The 2011-2012 Winthrop Scholars. Photo by Elena Waters '14.
Fifteen Connecticut College seniors have been named Winthrop Scholars, the highest academic honor bestowed by the college. The scholars were recognized at a ceremony Dec. 8. All have also been chosen for membership in Phi Beta Kappa, the national honor society of undergraduate higher education, and will be initiated officially in May.
"I am very proud of each one of these students; they have all demonstrated an exceptional depth of scholarship," Connecticut College President Leo I. Higdon Jr. said. "They are leaders on campus who take advantage of all that Connecticut College has to offer. They are an inspiration to us all."
The 2011-2012 Winthrop Scholars are:
- Caroline Hemeon Abbott, a psychology major from Barnstable, Mass.
- Savitri Elizabeth Arvey, an international relations major from Upper Nyack, N.Y.
- Michael Patrick Eugene Dooley, an international relations major from Rye, N.Y.
- Jason Eric Fishman, a history major from Sharon, Mass.
- Morgan Benner Griffin, a dance major from Trumbull, Conn.
- Erin Marie Iannotti, an economics and psychology double major from North Kingstown, R.I.
- Ajjen Das Joshi, an architectural studies and computer science double major from Kathmandu, Nepal
- Lauren Valerie Manning, a behavioral neuroscience major from Glenmont, N.Y.
- Lisette Corinne Roman, a French and psychology double major from Bethany, Conn.
- Charlotte Madeleine Rosen, a dance and psychology double major from Montclair, N.J.
- Katherine Phyllis Shabb, an international relations major from Baabda, Lebanon
- Amy Caitlin Smith, an ACS-certified chemistry and dance double major from Wilmington, Del.
- Shuang Song, a biochemistry, cellular and molecular biology major from Boston, Mass.
- Daniel Halpern Wernick, an economics and government double major from Longmeadow, Mass.

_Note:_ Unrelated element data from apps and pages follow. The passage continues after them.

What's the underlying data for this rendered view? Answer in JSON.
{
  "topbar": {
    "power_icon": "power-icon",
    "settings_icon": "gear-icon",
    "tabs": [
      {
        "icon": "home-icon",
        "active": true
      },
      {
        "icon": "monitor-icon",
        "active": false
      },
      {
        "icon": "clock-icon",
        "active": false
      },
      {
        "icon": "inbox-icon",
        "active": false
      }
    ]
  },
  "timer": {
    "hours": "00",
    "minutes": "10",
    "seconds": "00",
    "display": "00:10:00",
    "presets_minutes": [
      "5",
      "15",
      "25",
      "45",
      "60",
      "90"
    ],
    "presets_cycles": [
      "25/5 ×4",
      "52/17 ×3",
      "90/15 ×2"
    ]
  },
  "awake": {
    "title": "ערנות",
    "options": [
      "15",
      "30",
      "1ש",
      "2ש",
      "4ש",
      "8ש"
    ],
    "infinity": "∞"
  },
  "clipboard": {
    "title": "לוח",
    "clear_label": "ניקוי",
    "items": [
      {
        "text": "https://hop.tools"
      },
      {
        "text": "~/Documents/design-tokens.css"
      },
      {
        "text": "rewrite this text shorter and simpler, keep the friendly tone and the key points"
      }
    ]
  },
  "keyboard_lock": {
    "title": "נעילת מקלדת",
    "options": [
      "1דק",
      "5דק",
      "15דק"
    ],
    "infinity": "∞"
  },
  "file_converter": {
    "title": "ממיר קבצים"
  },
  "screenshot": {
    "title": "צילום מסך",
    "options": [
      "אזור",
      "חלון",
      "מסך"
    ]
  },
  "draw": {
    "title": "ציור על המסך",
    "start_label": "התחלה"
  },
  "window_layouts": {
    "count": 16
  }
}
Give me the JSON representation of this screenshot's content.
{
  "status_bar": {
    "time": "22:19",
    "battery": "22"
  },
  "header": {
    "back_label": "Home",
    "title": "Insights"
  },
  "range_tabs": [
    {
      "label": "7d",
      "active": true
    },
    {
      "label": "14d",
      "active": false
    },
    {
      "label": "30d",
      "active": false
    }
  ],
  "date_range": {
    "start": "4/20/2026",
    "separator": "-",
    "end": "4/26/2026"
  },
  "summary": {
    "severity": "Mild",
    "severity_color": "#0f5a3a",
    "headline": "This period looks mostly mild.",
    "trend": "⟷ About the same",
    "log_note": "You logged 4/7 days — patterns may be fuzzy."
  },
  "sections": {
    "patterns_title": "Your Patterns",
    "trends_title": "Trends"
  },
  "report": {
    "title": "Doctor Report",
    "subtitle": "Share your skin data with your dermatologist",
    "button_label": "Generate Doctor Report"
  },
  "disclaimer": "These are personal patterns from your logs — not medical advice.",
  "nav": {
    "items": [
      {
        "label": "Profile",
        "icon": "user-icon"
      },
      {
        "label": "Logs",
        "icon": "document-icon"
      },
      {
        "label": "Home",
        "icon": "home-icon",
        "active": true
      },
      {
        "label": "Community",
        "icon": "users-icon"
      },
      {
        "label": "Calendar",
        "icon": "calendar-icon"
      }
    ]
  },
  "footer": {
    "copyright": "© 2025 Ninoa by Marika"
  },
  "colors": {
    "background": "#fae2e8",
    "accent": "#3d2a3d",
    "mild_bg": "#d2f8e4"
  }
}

- Carolyn Michaela Wesnousky, a history and Italian studies double major from Davis, Calif.
Parents, friends, faculty and staff attended the Dec. 8 recognition ceremony, which included remarks by Abigail Van Slyck, associate dean of the faculty and Dayton Professor of Art History, and Leo Garofalo, associate professor of history.